◆ **THE TASK**: Set down all of the data again, character for character.

◆ **GIVEN DATA**:

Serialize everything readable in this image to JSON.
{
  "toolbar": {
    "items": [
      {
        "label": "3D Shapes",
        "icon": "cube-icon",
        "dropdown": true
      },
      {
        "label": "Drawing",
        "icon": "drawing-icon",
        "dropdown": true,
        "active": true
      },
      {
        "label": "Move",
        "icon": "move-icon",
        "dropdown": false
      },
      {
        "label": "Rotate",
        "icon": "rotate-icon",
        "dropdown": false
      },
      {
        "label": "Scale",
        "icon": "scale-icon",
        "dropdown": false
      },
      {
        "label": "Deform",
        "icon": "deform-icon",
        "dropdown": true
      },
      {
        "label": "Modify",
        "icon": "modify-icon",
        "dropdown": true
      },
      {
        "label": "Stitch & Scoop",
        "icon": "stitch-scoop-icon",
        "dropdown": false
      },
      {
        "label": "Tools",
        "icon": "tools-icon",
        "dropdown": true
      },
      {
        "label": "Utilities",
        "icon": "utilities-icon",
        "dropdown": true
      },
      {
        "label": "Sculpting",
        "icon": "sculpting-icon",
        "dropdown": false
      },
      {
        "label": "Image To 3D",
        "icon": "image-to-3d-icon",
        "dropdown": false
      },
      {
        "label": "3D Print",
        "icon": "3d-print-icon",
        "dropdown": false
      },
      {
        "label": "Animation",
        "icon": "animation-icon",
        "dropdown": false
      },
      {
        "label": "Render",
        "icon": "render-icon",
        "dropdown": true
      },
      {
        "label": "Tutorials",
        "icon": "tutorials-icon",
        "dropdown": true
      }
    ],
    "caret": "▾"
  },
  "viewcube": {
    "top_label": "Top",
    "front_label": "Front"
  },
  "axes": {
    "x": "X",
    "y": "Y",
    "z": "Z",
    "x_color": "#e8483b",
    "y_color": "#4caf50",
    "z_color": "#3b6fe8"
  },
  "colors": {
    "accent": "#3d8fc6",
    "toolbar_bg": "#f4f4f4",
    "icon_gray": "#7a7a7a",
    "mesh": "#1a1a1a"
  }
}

◆ **RESPONSE TO THIS EXERCISE**:
Serialize everything readable in this image to JSON.
{
  "toolbar": {
    "items": [
      {
        "label": "3D Shapes",
        "icon": "cube-icon",
        "dropdown": true
      },
      {
        "label": "Drawing",
        "icon": "drawing-icon",
        "dropdown": true,
        "active": true
      },
      {
        "label": "Move",
        "icon": "move-icon",
        "dropdown": false
      },
      {
        "label": "Rotate",
        "icon": "rotate-icon",
        "dropdown": false
      },
      {
        "label": "Scale",
        "icon": "scale-icon",
        "dropdown": false
      },
      {
        "label": "Deform",
        "icon": "deform-icon",
        "dropdown": true
      },
      {
        "label": "Modify",
        "icon": "modify-icon",
        "dropdown": true
      },
      {
        "label": "Stitch & Scoop",
        "icon": "stitch-scoop-icon",
        "dropdown": false
      },
      {
        "label": "Tools",
        "icon": "tools-icon",
        "dropdown": true
      },
      {
        "label": "Utilities",
        "icon": "utilities-icon",
        "dropdown": true
      },
      {
        "label": "Sculpting",
        "icon": "sculpting-icon",
        "dropdown": false
      },
      {
        "label": "Image To 3D",
        "icon": "image-to-3d-icon",
        "dropdown": false
      },
      {
        "label": "3D Print",
        "icon": "3d-print-icon",
        "dropdown": false
      },
      {
        "label": "Animation",
        "icon": "animation-icon",
        "dropdown": false
      },
      {
        "label": "Render",
        "icon": "render-icon",
        "dropdown": true
      },
      {
        "label": "Tutorials",
        "icon": "tutorials-icon",
        "dropdown": true
      }
    ],
    "caret": "▾"
  },
  "viewcube": {
    "top_label": "Top",
    "front_label": "Front"
  },
  "axes": {
    "x": "X",
    "y": "Y",
    "z": "Z",
    "x_color": "#e8483b",
    "y_color": "#4caf50",
    "z_color": "#3b6fe8"
  },
  "colors": {
    "accent": "#3d8fc6",
    "toolbar_bg": "#f4f4f4",
    "icon_gray": "#7a7a7a",
    "mesh": "#1a1a1a"
  }
}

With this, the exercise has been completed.